Ian was born in 1973 and studied Fine Art at the University of the West of England, Bristol. He divides his time between his home just outside of Manchester and the US. His work features amongst collections in New York and Cape Cod. He is a member of the Artists’ Association of Nantucket where he was awarded the Frank Swift Chase Plein Air Award 2014.
Ian grew up in Stoke on Trent, a city he still feels passionately about and returns to often to paint. His earliest memories are of sitting painting with his granddad, a well respected watercolourist in his own right, whose brushes Ian still uses to this day.
40 years later Ian is a full time professional artist, exhibiting and selling work as far as New York - and Still using his grandad’s brushes! In 2016, his mother discovered a box of slides depicting photographs of Stoke that Ian's granddad had planned on paint but passed away before he had the chance.
The artists recent work aims to take these photographs and produce the paintings his granddad never got the chance to. Many of the locations have changed since the photos were shot in the 70s, for better and for worse. Some house world class businesses, some lie quietly unnoticed. Inspired by his granddad, the artist attempts to continue his legacy through his own practice.
‘Ian Mood is an artist who is drawn towards the shifting vastness of the landscape; it’s unpredictability and awesome might. Through his work he seeks to capture some of the defining qualities of our brooding landscape: how, in the space of a single walk one can experience all the vagaries of the English weather system – from being caught in a sudden downpour to the unexpected flash of brilliant light that breaks through the pearly canopy of low-lying cloud.’ Michael Howard, Royal Society of Arts
In an age that seems intent upon commodifying natural landscapes into near non-existence, Ian offers a delicate reminder of the dynamic force of the natural world. He plays with both colour and composition to suggest surfaces and structures that seem barely there and yet possess an apparent sense of solidity. In his works, liquid touches of paint swirl, gather and disperse, like reflections on the surface of a disturbed pool of water, to create a perfect equivalence for the play of light and colour that characterises our experience of vast northern landscape.

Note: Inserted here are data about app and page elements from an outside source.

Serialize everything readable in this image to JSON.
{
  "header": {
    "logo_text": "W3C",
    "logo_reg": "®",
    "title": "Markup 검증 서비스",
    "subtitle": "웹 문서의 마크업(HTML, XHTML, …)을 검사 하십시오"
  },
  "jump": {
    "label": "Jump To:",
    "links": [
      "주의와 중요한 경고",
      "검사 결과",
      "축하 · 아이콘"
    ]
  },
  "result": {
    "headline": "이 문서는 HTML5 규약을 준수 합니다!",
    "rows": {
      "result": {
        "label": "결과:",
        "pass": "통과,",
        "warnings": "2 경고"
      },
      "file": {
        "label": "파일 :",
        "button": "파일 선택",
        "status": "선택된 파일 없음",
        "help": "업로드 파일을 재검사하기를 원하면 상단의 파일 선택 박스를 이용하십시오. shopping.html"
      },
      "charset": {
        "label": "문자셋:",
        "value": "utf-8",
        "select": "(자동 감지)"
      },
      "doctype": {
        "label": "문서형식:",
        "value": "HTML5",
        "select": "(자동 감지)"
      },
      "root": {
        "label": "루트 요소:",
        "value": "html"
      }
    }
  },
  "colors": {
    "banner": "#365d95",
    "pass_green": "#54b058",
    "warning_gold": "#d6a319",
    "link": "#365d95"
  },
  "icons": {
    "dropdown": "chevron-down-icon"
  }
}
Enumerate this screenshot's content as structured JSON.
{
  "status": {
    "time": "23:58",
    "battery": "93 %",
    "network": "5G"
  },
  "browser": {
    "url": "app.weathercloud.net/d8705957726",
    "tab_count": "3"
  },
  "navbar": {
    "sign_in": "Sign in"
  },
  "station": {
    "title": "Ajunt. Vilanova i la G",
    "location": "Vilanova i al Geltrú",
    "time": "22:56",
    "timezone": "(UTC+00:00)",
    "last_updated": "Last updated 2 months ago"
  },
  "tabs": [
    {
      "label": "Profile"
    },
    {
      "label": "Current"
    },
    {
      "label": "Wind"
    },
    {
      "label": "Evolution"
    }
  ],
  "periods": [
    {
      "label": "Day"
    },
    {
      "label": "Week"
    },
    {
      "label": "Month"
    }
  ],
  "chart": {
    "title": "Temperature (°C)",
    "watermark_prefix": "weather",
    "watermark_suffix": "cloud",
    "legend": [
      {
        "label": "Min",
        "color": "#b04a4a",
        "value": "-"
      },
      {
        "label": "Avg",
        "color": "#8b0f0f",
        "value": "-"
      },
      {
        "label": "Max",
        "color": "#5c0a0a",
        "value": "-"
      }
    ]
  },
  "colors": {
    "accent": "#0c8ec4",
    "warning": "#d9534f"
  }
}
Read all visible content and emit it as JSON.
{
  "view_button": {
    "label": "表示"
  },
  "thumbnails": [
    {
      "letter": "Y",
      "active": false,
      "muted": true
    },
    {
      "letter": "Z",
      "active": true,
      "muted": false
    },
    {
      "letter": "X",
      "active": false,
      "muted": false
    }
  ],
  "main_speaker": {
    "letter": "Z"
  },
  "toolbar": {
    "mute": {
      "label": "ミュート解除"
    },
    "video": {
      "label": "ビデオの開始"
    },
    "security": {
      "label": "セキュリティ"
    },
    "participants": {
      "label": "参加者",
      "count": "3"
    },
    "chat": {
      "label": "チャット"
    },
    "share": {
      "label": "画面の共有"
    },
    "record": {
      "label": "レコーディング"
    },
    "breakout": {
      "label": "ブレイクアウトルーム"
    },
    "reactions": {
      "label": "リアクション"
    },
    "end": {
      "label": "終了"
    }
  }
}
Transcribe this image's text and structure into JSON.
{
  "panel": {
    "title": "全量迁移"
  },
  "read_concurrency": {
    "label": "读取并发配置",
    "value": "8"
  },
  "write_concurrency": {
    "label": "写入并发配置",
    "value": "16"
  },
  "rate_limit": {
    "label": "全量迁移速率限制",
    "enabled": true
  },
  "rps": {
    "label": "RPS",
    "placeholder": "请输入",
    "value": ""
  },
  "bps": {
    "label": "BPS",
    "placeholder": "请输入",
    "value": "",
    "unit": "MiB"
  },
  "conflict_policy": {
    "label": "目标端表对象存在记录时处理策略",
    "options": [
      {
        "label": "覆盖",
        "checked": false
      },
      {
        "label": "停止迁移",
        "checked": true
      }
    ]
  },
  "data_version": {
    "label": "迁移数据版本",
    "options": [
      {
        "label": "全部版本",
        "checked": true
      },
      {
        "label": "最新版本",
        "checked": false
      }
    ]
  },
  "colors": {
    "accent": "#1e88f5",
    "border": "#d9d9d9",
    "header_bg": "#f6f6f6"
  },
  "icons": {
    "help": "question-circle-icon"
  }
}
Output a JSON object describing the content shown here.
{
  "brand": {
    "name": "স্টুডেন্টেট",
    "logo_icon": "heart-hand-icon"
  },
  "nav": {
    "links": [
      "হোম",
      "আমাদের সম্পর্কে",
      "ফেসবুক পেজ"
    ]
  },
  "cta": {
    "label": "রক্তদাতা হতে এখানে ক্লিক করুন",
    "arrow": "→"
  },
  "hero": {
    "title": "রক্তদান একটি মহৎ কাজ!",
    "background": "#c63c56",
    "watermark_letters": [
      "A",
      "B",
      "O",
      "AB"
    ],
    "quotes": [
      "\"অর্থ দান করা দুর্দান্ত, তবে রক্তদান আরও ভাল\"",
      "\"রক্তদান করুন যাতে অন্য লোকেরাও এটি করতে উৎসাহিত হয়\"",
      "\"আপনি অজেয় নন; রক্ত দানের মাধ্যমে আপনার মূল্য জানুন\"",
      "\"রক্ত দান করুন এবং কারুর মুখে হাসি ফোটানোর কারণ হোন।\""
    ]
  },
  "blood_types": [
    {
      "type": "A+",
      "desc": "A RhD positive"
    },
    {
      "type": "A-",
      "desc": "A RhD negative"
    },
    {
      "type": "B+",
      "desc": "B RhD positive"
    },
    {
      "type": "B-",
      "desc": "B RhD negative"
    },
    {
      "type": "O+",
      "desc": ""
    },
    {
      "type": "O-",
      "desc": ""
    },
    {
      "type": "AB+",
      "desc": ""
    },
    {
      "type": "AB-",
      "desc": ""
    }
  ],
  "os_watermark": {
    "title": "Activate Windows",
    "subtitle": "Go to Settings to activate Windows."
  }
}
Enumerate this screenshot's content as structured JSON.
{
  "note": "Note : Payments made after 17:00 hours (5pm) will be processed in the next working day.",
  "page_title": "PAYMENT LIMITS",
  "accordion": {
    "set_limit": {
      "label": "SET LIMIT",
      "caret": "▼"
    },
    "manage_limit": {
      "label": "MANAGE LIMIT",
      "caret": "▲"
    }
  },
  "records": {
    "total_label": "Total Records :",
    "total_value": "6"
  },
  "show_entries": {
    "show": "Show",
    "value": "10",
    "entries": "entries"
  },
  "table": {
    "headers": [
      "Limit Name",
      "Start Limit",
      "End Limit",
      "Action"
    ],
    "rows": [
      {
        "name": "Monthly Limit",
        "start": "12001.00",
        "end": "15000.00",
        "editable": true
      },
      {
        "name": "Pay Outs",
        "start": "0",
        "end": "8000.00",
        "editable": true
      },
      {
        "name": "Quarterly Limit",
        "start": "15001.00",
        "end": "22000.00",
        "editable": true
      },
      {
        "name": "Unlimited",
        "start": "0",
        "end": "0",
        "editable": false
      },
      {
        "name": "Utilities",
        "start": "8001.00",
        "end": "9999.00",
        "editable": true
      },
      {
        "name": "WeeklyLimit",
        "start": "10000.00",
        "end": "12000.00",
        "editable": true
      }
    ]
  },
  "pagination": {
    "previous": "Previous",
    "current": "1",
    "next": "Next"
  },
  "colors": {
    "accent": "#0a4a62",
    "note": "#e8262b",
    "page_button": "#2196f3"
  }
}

Ians paintings have been shown in the Wedgwood Museum and Burslem School of Art, as well as other locations around the UK.